My blog has moved!

You should be automatically redirected in 6 seconds. If not, visit
and update your bookmarks.

Tuesday, March 17, 2009

Make Stuff, Sell Stuff, and Buy Stuff: America's True Legacy

In a New York Times column by David Brooks, America is described as a Commercial Republic. Unfortunately, I have to agree. The Greeks are known for the arts and philosophy, the Romans are remembered for their government, army, and architecture, Great Britain epitomized imperialism, and America will be famous for their stuff.

"But if there is one thing we can be sure of, this pause will not last. The cultural DNA of the past 400 years will not be erased. The pendulum will swing hard. The gospel of success will recapture the imagination." Brooks in his article is trying to inspire us. He shows many examples of the American commercial spirit thriving in the midst of economic turmoil and even though the entrepreneurial spirit isn't all over the news, our zeitgeist is the pursuit of success, and it will return.

Like I said, unfortunately, I agree with him.
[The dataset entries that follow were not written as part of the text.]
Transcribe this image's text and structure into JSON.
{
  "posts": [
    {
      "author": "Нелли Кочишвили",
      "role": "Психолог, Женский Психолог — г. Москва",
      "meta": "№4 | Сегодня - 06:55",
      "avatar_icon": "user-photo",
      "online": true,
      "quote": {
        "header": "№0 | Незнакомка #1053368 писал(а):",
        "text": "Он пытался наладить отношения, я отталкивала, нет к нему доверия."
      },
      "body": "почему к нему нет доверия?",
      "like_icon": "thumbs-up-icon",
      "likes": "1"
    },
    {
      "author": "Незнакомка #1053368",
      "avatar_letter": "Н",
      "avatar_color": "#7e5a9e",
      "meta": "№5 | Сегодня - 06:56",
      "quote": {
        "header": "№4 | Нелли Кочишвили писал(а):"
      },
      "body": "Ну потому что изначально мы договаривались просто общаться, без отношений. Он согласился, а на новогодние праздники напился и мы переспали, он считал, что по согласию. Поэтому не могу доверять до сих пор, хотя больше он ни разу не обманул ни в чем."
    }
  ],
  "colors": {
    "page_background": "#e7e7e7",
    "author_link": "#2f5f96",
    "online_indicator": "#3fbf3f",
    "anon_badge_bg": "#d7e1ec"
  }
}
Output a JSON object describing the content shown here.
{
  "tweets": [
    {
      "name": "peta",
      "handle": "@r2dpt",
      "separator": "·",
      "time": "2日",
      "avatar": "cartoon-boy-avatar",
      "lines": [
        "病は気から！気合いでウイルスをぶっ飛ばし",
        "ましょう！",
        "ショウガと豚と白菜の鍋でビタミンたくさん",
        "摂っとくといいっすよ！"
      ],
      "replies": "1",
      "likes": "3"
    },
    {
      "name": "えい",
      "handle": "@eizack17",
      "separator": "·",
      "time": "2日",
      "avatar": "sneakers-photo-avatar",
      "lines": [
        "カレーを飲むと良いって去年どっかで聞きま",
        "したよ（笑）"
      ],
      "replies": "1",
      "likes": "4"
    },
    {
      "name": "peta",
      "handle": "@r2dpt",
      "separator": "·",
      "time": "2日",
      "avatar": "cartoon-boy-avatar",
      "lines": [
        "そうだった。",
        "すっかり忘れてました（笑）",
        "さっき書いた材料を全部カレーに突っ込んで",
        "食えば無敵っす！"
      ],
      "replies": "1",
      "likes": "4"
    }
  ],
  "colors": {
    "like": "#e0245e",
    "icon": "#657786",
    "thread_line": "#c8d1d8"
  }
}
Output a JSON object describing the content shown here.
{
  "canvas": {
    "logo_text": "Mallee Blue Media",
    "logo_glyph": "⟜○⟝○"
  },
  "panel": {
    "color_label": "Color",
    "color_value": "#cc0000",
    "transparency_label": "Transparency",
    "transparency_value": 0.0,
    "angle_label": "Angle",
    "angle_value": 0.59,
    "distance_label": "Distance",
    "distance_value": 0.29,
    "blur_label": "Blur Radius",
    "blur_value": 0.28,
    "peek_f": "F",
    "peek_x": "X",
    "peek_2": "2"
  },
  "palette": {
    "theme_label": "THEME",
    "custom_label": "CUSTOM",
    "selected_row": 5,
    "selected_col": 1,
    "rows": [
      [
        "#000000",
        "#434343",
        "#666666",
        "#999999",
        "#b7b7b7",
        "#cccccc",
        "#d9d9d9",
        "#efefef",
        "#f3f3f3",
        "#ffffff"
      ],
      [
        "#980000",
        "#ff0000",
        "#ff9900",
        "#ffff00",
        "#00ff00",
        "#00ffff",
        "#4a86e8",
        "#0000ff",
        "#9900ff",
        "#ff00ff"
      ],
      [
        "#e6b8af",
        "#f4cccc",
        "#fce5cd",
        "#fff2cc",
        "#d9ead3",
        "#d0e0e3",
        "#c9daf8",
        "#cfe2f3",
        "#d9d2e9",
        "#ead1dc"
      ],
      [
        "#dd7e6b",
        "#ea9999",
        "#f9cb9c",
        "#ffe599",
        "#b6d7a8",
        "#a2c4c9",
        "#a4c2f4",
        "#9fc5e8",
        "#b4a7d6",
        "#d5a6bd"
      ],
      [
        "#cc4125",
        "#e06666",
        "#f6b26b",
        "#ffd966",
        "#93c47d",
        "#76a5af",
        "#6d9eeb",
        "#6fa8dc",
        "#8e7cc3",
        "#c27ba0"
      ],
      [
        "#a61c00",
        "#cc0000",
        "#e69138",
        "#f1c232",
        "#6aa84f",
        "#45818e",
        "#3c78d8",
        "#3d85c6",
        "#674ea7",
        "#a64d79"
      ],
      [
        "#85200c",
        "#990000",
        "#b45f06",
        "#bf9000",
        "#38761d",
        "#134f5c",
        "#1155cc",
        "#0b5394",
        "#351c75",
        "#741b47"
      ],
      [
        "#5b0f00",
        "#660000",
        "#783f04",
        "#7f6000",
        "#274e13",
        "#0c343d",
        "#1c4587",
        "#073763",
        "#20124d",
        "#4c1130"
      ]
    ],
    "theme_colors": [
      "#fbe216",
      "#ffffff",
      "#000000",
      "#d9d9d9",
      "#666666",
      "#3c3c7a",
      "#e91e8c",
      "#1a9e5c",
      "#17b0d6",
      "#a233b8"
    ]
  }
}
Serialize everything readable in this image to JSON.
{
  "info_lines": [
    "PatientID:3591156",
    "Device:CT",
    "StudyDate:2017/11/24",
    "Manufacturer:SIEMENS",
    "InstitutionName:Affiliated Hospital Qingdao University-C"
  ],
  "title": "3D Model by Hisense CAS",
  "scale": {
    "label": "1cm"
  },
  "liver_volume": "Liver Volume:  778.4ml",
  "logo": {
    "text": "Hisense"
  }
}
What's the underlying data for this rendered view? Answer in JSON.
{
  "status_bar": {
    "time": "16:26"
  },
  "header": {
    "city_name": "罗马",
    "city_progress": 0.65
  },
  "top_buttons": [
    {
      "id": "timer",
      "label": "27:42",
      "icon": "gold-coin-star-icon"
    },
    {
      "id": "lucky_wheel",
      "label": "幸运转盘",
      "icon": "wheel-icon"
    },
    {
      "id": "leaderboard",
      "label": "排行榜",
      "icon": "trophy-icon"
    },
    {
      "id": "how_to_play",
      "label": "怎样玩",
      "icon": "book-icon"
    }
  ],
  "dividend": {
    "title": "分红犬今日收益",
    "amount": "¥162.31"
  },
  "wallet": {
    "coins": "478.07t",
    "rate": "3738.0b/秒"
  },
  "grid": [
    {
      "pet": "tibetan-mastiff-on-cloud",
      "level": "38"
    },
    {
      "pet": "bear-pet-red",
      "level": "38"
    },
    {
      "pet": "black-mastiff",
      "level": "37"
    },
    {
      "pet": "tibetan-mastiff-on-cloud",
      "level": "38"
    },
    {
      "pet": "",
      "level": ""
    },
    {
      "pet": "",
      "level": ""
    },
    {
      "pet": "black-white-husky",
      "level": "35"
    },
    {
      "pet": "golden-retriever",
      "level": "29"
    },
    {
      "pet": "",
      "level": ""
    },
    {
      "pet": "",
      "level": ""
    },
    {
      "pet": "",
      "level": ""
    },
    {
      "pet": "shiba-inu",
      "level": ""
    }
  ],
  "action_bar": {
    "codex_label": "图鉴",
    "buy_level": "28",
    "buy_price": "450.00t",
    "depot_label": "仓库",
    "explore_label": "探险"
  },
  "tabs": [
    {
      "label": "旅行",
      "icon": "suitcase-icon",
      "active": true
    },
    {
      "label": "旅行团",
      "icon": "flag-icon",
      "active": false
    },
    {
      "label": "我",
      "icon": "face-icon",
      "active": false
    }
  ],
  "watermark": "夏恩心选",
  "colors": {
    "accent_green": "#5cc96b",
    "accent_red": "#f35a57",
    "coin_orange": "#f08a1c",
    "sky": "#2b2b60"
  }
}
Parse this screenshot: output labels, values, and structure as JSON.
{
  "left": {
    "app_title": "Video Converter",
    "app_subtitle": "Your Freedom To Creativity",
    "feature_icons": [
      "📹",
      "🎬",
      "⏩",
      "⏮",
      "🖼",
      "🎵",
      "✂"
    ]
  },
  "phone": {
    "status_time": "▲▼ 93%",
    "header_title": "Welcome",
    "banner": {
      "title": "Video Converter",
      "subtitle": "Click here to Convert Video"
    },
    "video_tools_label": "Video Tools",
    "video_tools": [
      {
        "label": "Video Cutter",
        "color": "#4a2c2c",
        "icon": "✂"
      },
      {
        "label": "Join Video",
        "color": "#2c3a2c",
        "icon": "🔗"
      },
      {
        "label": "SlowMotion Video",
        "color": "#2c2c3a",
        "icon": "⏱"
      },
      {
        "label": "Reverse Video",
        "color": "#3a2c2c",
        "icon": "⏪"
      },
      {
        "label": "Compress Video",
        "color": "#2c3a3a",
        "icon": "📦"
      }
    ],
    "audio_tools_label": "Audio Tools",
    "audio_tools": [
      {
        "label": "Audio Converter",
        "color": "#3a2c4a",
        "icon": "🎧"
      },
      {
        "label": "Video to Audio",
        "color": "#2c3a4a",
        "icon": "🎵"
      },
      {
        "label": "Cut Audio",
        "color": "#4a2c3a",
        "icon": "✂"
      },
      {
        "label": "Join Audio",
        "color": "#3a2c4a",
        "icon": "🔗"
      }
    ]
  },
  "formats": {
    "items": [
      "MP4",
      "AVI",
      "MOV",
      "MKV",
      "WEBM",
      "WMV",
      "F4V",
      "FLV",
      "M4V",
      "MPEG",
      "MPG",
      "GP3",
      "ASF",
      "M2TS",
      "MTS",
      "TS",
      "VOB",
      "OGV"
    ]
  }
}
Our country, and often times me included, is obsessed with wealth and stuff. The amount of stuff we buy, the amount of hours we work, the great lengths we go for a larger salary, a better home, a newer car, is all really really absurd. But it is unfortunately what makes America, America.

When I read this article, I couldn't help but remember Jesus's conversation with the rich young ruler. I believe that in some ways the cultural pulse of America approaches Jesus the same way he did. We walk up to Jesus and say, "Look, we have tried to do all the right things. We have Christian schools, freedom that allows us to worship whenever and wherever we want. We have moral laws, we even have In God We Trust written on government buildings and money. What do we need to do get into your kingdom?" Jesus looks back at us, "It's good that you do all that stuff, but if you want to enter my kingdom, you need to get rid of all your stuff, give it to the rest of the world that needs it, and then come follow me."

And then we walk away.

Sometimes I worry that America is and always will be that camel trying to walk through the eye of a needle. The very thing that drives America is the very thing that makes it so hard for us to truly follow Christ.

I'm certainly guilty of holding onto things when God is clearly telling me to give them away. was an interesting article.

1 comment:

Tim K said...

This is especially true when you run it through the context of the development of Christianity. Someone said, "the Romans made Christianity a religion, the Greeks made it a philosophy, but Americans have made it a business."